Old fears and training kicked in as she entered the elevator, and she kept her gaze focused on the door as it opened to the lobby.
He saw the beautiful graves in his mind just as he’d dug them for the angels. He’d left each girl with a candle to chase away her fear of the dark and to light her way to heaven. He’d also given them a cross to cling to, a symbol that they’d been saved.
But the tornado and flood had destroyed the peaceful bed where they’d lain together, linking hands as they sang the praises.
A wave of sadness washed over him that their peace had been destroyed.
The sheriff had found the graveyard. He was here now.
He and his deputies would scour the floodwaters and excavate the bones.

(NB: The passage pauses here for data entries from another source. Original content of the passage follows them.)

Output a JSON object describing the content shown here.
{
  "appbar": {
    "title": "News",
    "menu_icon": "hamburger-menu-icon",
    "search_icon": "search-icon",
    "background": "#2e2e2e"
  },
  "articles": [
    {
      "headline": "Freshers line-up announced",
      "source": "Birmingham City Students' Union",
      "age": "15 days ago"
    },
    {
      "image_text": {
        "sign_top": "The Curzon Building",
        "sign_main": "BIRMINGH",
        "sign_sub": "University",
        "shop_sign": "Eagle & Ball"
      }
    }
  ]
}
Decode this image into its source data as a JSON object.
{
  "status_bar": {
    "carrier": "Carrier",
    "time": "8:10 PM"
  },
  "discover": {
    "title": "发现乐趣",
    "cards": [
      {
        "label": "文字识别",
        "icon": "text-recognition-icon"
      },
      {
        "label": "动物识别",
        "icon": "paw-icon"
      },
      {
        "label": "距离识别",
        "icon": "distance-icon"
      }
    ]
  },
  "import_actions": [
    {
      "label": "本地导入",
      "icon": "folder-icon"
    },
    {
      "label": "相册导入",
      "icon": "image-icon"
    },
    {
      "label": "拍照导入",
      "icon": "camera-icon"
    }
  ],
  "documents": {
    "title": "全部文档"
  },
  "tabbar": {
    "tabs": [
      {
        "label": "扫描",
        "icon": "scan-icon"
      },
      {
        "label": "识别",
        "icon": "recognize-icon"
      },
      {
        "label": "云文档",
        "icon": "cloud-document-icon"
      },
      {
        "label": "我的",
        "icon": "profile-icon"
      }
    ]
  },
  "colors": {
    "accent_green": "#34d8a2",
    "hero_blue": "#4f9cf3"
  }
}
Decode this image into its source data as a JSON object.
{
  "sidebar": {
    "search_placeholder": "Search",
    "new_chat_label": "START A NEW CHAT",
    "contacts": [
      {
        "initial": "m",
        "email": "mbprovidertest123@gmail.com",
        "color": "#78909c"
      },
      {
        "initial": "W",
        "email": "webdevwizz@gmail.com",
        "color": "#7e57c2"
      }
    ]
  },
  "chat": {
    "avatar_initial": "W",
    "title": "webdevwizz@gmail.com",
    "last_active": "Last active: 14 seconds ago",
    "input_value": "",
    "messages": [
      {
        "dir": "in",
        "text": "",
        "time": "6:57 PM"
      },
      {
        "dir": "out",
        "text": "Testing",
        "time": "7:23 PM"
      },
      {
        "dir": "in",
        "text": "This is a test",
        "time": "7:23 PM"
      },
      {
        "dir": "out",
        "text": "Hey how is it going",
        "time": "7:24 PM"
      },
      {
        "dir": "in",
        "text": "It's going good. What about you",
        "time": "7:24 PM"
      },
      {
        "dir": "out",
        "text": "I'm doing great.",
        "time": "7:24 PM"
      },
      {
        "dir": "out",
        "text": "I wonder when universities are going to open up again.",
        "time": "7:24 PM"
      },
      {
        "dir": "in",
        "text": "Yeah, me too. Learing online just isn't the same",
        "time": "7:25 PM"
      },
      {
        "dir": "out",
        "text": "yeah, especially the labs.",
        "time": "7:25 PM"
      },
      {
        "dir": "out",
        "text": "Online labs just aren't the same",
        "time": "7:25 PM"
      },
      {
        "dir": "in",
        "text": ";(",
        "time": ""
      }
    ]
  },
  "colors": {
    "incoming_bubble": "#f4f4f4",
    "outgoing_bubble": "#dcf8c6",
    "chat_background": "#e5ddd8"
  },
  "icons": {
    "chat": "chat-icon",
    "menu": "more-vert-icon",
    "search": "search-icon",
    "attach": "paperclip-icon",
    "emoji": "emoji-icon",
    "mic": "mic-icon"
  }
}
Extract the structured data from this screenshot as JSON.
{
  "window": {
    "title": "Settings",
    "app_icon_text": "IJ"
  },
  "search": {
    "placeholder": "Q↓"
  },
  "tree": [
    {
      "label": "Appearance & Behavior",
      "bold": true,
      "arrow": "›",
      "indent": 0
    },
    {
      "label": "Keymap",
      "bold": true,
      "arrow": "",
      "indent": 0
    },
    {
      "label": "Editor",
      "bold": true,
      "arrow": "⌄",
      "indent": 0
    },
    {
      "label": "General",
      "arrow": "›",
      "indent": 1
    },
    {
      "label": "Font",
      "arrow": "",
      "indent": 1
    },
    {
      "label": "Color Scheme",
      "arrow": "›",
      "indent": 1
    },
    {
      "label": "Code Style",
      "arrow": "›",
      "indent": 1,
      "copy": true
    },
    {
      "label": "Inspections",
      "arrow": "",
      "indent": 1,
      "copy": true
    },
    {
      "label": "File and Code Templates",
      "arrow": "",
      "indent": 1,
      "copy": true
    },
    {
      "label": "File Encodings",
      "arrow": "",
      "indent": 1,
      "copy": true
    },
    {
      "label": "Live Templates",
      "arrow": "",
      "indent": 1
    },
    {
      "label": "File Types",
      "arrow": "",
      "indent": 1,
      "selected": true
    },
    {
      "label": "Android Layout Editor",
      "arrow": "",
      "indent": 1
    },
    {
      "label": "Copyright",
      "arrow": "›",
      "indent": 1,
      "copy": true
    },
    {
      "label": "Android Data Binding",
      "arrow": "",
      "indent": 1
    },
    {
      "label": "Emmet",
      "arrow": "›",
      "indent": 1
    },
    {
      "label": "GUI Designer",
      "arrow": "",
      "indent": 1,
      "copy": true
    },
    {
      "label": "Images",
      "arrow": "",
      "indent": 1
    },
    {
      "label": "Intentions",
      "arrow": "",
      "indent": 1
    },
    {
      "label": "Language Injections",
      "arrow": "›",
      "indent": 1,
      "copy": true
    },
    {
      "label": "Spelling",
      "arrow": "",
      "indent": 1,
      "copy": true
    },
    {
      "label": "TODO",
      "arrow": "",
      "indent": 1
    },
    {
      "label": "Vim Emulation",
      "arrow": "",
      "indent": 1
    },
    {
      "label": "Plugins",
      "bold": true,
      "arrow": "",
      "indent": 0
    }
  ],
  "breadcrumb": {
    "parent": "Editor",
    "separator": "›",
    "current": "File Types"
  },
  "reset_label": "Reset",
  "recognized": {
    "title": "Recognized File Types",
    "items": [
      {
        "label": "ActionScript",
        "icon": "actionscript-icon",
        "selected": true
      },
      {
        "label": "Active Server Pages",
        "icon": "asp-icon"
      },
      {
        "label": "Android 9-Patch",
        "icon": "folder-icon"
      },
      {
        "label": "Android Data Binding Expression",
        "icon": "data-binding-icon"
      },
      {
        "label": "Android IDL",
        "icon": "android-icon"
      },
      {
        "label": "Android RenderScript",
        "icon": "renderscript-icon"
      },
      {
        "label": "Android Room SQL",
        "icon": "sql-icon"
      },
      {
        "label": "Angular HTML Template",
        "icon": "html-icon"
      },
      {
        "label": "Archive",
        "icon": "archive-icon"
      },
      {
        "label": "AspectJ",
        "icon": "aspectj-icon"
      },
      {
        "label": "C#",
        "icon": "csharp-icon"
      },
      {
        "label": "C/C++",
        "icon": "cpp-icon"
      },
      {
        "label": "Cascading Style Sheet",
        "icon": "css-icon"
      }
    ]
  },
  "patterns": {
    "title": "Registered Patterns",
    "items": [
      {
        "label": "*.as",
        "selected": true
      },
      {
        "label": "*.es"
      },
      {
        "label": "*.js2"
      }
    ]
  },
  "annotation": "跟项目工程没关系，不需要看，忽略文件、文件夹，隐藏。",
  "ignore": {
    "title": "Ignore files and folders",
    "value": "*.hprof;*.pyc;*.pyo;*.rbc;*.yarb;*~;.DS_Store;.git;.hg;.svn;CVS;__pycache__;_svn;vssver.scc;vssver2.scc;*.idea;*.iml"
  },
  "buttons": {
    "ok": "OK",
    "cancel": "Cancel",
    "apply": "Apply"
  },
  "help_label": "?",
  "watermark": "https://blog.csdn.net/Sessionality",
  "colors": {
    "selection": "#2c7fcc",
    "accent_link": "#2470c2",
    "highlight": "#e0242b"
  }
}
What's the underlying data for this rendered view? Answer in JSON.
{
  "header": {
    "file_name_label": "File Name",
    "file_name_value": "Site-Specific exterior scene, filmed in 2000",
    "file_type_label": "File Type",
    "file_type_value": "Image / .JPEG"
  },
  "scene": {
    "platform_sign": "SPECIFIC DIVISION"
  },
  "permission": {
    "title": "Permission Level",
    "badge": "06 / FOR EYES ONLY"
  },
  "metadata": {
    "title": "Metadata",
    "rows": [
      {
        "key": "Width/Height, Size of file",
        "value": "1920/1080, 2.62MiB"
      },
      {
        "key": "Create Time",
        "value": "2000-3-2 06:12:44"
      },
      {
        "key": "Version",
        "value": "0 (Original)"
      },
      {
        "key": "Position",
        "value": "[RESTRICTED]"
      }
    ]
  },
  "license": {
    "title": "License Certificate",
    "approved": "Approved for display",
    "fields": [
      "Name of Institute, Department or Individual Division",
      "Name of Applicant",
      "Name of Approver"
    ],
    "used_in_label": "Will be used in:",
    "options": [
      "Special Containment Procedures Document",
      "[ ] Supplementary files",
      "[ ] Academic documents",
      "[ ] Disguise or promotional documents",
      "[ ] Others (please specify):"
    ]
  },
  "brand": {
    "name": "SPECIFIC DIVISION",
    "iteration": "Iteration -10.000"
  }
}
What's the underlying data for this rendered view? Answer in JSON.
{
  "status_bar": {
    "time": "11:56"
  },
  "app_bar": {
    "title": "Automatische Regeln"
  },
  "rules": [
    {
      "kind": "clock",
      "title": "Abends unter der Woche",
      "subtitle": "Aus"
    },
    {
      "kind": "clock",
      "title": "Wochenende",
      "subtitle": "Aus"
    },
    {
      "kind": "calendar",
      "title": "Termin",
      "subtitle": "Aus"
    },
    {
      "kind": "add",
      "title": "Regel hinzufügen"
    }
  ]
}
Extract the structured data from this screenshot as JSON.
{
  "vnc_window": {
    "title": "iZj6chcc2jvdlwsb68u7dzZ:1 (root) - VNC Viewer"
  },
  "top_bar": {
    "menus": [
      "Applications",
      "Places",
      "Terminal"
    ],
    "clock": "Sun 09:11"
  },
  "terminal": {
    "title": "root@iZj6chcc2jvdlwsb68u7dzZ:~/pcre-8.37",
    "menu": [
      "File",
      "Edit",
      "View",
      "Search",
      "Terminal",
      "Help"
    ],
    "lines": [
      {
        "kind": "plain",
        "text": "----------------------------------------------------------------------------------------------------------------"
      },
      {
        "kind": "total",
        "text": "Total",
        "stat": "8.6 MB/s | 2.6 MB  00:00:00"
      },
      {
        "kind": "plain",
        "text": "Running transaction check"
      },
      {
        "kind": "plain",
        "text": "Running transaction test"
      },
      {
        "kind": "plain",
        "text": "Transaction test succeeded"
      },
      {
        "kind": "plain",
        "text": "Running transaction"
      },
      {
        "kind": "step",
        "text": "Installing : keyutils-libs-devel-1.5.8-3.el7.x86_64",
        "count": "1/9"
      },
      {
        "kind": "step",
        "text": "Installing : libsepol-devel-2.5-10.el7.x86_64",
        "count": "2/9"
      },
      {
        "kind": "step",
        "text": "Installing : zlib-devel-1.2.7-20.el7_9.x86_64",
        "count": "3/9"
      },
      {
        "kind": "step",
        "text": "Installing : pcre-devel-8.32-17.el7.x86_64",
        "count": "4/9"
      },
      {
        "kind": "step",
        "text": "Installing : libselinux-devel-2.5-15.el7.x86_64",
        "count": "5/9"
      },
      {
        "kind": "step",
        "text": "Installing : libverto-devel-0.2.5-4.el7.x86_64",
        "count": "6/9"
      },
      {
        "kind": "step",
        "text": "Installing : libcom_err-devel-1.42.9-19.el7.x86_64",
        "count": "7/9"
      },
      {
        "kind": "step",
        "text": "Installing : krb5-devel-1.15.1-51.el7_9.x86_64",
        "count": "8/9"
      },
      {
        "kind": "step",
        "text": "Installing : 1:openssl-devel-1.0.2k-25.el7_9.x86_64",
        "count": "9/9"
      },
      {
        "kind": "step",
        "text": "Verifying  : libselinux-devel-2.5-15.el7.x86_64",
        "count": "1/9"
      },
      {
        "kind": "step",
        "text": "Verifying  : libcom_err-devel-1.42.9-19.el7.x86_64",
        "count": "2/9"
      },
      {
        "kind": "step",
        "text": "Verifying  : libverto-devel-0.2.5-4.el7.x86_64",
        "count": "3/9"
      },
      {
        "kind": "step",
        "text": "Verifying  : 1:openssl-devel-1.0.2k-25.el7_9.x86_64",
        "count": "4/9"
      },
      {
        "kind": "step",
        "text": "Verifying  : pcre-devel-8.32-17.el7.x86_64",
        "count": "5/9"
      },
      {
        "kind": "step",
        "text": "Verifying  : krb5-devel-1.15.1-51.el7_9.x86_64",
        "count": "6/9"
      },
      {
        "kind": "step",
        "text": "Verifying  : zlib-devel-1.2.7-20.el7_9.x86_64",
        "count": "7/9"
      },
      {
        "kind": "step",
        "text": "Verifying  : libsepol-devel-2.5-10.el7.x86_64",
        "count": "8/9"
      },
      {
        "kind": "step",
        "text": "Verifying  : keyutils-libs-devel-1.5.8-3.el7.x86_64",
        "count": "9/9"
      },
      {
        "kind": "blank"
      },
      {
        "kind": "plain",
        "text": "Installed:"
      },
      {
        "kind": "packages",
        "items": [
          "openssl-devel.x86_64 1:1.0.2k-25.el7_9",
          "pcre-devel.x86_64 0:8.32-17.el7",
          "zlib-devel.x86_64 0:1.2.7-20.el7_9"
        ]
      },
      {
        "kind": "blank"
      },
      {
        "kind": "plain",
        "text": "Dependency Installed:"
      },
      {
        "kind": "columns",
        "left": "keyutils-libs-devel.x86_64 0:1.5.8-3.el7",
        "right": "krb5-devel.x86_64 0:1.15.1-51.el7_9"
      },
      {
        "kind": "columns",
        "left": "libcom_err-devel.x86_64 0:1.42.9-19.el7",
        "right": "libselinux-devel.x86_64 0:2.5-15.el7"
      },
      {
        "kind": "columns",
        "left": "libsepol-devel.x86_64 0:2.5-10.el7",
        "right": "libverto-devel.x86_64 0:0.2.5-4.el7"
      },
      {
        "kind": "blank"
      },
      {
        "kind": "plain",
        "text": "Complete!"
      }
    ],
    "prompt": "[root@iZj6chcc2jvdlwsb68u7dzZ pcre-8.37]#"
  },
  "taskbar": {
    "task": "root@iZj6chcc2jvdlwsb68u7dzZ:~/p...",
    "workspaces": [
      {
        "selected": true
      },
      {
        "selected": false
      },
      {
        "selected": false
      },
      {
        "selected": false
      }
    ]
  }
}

Then his people would pick them apart and analyze them with their tools and tests as if they were nothing but a science experiment.
No longer would the sweetlings lie saintly in their white gowns as he’d left them. So young and innocent. So in need of prayer and guidance.
He’d given them both.
Until the storm ravaged the area, they’d had each other.
Now a hand floated freely, a skull, a femur, the rib cage of another. They were scattered around randomly, disconnected, like a puzzle with missing pieces that needed to be put back together.
He clutched the edge of the tree where he stood, clawing at the bark so hard that blood dripped from his hand. Mesmerized as he had been when the blood had flowed from the girls, freeing them of their pain, he watched his own blood spatter the ground.
The droplets fell randomly like tears, creating a pattern on the soil. He always found a pattern in the blood spatters. This time the image looked like a face, features distorted . . .
Voices dragged him from the image, and he glanced back at the graveyard. The sheriff snapped a picture, then another and another, then knelt to examine the skull of one of the angels.
He bit down hard on his tongue to stop from shouting for the sheriff not to desecrate the girls’ remains.
Tears for the lost souls slipped down his face and fell, mingling with the blood at his feet.
His work wasn’t done.
Only he’d have to find a new burial ground for the others.